I hope this was helpful and easy to follow, comments are welcome..

The current - past = passed makes sense, but how would that factor in with time that runs backwards.

For example. An event happens, then 5 seconds later, another event happens. Using the time - time, I can figure out that was 5 seconds, and act accordingly.

But what happens if I want something to happen every 5 second (rather, every time that loop happens), but half way through the loop I slow it down to have speed, then go reverse for 1second, then go back forwards. How do you keep track of time in that manner that will allow to do that?

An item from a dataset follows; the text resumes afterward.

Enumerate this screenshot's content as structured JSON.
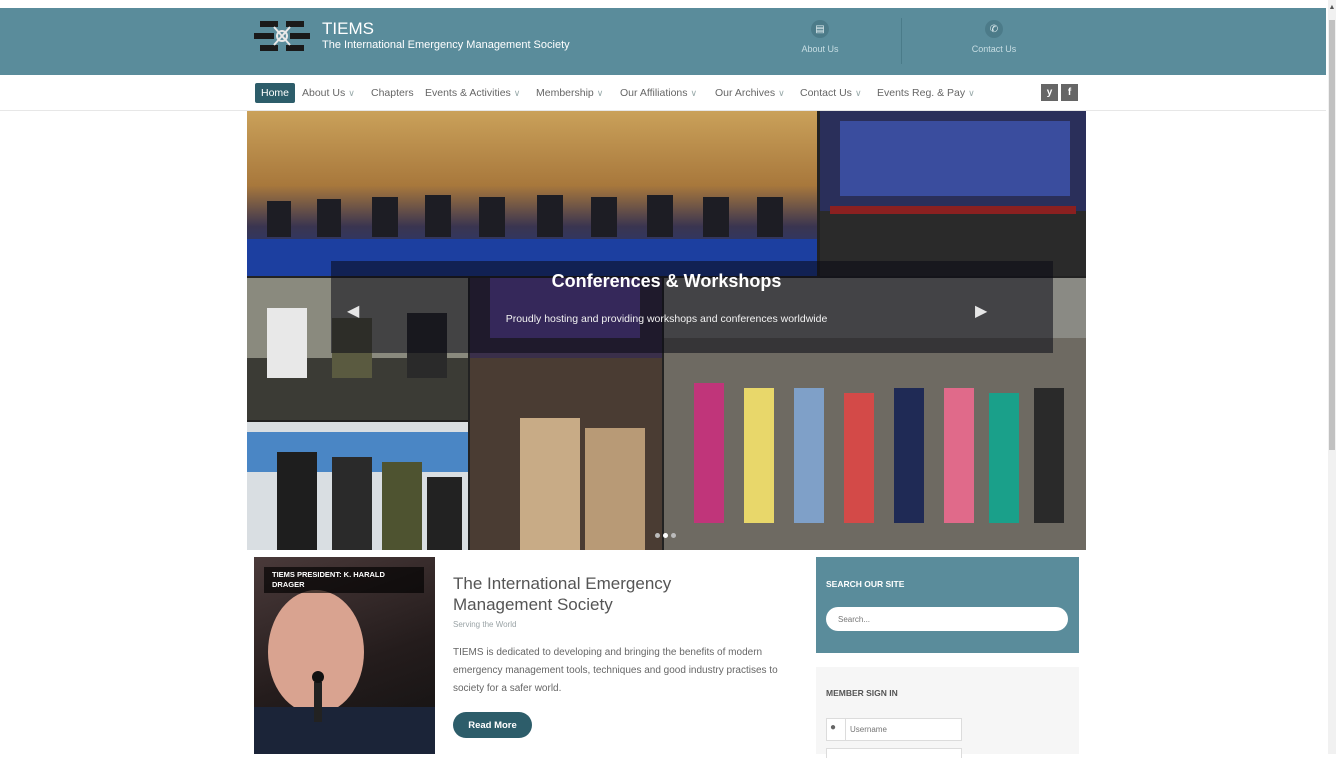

I guess keeping an extra variable and when direction is changed, it keeps track of how long the direction was changed for (and if ever flipped back) then that's added to the time - time formula?

Maybe watch the movie "Back to the future" and it will all make sense ;D

Lefty

Well, if you do the timePassed thing at the beginning of loop, you can modify that value based on what you want to do.
The rest you want to do would all use this time reference, else you’ll just be making things difficult for yourself.

What you want to do requires a slight adjustment of the generic ‘tutorial’ (if you’d like to call it that) that I posted earlier.
Instead of checking whether timePassed exceeds wait, you subtract timePassed from wait, and check if wait <= 0.
This way, you can ‘reverse’ time to increase wait… what it won’t do is reverse into previous states, while it would be possible to make it do this… it might be a bit complex for you at this point, though I could try and explain how I’d do it if you really want me to…

What I might do for the time being, is get the generic code plugged in, and then just make the code turn off all LEDs when halfspeed/reverse kick in, so the LEDs would always be correct, unless I do that.

Then once I understand more, I'll get the LEDs working up to snuff.